Monday, August 17, 2015

Dilbert's Scott Adams Looks At Persuasion

The standard reference work is Cialdini's Influence: The Psychology of Persuasion but this little post is very, very good.
We shall overcomb.

From Scott Adams blog:

Clown Genius
Like many of you, I have been entertained by the unstoppable clown car that is Donald Trump. On the surface, and several layers deep as well, Trump appears to be a narcissistic blow-hard with inadequate credentials to lead a country.

The only problem with my analysis is that there is an eerie consistency to his success so far. Is there a method to it? Is there some sort of system at work under the hood?

Probably yes. Allow me to describe some of the hypnosis and persuasion methods Mr. Trump has employed on you. (Most of you know I am a trained hypnotist and this topic is a hobby of mine.)

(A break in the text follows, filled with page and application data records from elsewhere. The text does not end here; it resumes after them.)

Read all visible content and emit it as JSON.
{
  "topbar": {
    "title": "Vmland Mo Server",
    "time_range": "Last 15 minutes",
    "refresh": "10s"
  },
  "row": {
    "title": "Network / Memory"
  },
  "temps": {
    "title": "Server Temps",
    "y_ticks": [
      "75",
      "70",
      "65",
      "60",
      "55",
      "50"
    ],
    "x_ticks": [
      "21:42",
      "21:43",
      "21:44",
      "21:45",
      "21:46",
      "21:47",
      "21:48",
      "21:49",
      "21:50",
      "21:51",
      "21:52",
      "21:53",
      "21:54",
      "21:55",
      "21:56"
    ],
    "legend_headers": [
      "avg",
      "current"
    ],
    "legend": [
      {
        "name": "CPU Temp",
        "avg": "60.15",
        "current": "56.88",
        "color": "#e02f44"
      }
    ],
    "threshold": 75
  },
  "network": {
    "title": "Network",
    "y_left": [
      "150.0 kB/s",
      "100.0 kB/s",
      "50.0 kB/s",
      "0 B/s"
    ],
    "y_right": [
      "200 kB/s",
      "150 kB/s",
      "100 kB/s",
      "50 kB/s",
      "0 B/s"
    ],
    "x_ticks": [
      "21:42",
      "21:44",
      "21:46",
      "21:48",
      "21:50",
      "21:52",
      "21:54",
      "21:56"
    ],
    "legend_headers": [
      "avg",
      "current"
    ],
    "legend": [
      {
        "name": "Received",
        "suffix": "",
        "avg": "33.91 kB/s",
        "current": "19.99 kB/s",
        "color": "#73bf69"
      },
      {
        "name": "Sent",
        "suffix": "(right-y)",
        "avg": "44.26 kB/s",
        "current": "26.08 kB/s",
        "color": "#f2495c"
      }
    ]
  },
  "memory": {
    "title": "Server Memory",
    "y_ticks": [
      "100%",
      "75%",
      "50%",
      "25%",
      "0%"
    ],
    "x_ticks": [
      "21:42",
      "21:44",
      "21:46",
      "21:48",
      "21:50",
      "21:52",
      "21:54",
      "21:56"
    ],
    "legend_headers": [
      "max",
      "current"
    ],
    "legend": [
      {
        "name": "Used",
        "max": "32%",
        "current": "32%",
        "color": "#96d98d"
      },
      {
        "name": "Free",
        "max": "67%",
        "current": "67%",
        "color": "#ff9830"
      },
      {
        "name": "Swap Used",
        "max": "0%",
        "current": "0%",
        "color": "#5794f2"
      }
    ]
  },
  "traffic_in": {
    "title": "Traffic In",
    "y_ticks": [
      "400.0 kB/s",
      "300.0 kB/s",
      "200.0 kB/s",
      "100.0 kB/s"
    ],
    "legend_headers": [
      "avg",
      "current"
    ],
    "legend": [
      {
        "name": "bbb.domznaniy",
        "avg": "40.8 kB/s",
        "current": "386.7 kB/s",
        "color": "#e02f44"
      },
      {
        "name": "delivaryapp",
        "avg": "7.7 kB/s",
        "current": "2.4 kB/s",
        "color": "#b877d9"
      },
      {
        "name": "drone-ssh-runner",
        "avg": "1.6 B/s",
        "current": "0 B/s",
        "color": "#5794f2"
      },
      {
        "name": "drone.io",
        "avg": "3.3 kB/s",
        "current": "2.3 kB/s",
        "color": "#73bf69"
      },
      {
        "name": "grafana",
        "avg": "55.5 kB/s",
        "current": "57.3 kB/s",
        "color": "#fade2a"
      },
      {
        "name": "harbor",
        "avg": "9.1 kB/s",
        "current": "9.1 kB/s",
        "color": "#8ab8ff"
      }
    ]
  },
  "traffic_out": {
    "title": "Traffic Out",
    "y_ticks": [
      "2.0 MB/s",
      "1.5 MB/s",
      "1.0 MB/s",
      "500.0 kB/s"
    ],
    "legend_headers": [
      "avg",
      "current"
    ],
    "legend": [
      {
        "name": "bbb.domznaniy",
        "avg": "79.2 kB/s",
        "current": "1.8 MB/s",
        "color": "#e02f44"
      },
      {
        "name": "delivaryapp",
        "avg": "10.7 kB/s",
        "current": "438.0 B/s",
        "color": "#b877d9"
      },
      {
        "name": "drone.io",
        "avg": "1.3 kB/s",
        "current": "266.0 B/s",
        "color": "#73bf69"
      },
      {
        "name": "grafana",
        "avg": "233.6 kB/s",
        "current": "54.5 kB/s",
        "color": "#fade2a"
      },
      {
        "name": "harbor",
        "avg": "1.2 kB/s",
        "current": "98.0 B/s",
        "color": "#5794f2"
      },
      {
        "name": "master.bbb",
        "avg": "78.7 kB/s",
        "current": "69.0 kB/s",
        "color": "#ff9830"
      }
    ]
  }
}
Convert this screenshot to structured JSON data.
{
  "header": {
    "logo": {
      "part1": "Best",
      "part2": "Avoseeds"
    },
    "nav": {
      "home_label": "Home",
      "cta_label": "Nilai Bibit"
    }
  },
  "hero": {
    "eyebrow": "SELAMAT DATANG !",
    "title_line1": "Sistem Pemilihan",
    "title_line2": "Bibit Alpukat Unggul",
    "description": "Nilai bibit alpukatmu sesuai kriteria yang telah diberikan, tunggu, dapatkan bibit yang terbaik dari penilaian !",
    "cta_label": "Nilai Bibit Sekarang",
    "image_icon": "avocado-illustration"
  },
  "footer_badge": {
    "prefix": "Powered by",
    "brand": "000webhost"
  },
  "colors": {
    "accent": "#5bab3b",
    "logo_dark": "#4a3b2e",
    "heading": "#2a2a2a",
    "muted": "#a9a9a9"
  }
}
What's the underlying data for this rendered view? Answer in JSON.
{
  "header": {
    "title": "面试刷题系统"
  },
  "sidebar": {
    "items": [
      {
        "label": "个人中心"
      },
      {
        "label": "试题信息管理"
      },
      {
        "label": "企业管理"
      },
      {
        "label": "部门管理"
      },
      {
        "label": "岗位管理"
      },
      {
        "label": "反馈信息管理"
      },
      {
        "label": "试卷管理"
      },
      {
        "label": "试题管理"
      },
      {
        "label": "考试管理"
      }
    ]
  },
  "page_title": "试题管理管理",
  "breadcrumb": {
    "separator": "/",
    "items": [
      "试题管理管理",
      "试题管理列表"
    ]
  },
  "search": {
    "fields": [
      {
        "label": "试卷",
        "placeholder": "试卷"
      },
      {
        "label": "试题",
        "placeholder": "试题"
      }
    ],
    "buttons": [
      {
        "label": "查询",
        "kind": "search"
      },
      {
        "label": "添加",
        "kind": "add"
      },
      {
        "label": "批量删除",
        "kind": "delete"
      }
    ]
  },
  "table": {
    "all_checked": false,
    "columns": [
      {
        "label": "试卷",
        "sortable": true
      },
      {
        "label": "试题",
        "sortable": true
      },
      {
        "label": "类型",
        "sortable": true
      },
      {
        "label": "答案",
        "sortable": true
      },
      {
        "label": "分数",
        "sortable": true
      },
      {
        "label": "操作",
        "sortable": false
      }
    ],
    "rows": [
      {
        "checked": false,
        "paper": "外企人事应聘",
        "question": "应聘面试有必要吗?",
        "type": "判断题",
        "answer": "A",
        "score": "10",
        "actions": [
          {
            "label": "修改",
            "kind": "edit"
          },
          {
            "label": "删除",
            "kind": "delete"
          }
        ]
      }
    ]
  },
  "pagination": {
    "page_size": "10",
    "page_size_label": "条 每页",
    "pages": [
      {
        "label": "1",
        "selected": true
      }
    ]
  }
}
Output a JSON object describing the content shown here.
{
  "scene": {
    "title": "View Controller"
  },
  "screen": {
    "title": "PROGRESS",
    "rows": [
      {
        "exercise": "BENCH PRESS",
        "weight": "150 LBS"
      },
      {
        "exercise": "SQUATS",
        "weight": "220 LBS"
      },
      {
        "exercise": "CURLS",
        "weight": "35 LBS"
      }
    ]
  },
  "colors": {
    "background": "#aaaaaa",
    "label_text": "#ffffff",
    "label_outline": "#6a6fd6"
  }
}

For starters, Trump literally wrote the book on negotiating, called The Art of the Deal. So we know he is familiar with the finer points of persuasion. For our purposes today, persuasion, hypnosis, and negotiating all share a common set of tools, so I will conflate them.

Would Trump use his negotiation and persuasion skills in the campaign? Of course he would. And we expect him to do just that.

But where is the smoking gun of his persuasion? Where is his technique laid out for us to see.

As I said in my How to Fail book, if you are not familiar with the dozens of methods of persuasion that are science-tested, there’s a good chance someone is using those techniques against you.

For example, when Trump says he is worth $10 billion, which causes his critics to say he is worth far less (but still billions) he is making all of us “think past the sale.” The sale he wants to make is “Remember that Donald Trump is a successful business person managing a vast empire mostly of his own making.” The exact amount of his wealth is irrelevant.

When a car salesperson trained in persuasion asks if you prefer the red Honda Civic or the Blue one, that is a trick called making you “think past the sale” and the idea is to make you engage on the question of color as if you have already decided to buy the car. That is Persuasion 101 and I have seen no one in the media point it out when Trump does it.

The $10 billion estimate Trump uses for his own net worth is also an “anchor” in your mind. That’s another classic negotiation/persuasion method. I remember the $10 billion estimate because it is big and round and a bit outrageous. And he keeps repeating it because repetition is persuasion too. 
I don’t remember the smaller estimates of Trump’s wealth that critics provided. But I certainly remember the $10 billion estimate from Trump himself. Thanks to this disparity in my memory, my mind automatically floats toward Trump’s anchor of $10 billion being my reality. That is classic persuasion. And I would be amazed if any of this is an accident. Remember, Trump literally wrote the book on this stuff....MORE
HT: FT Alphaville's Further Reading post.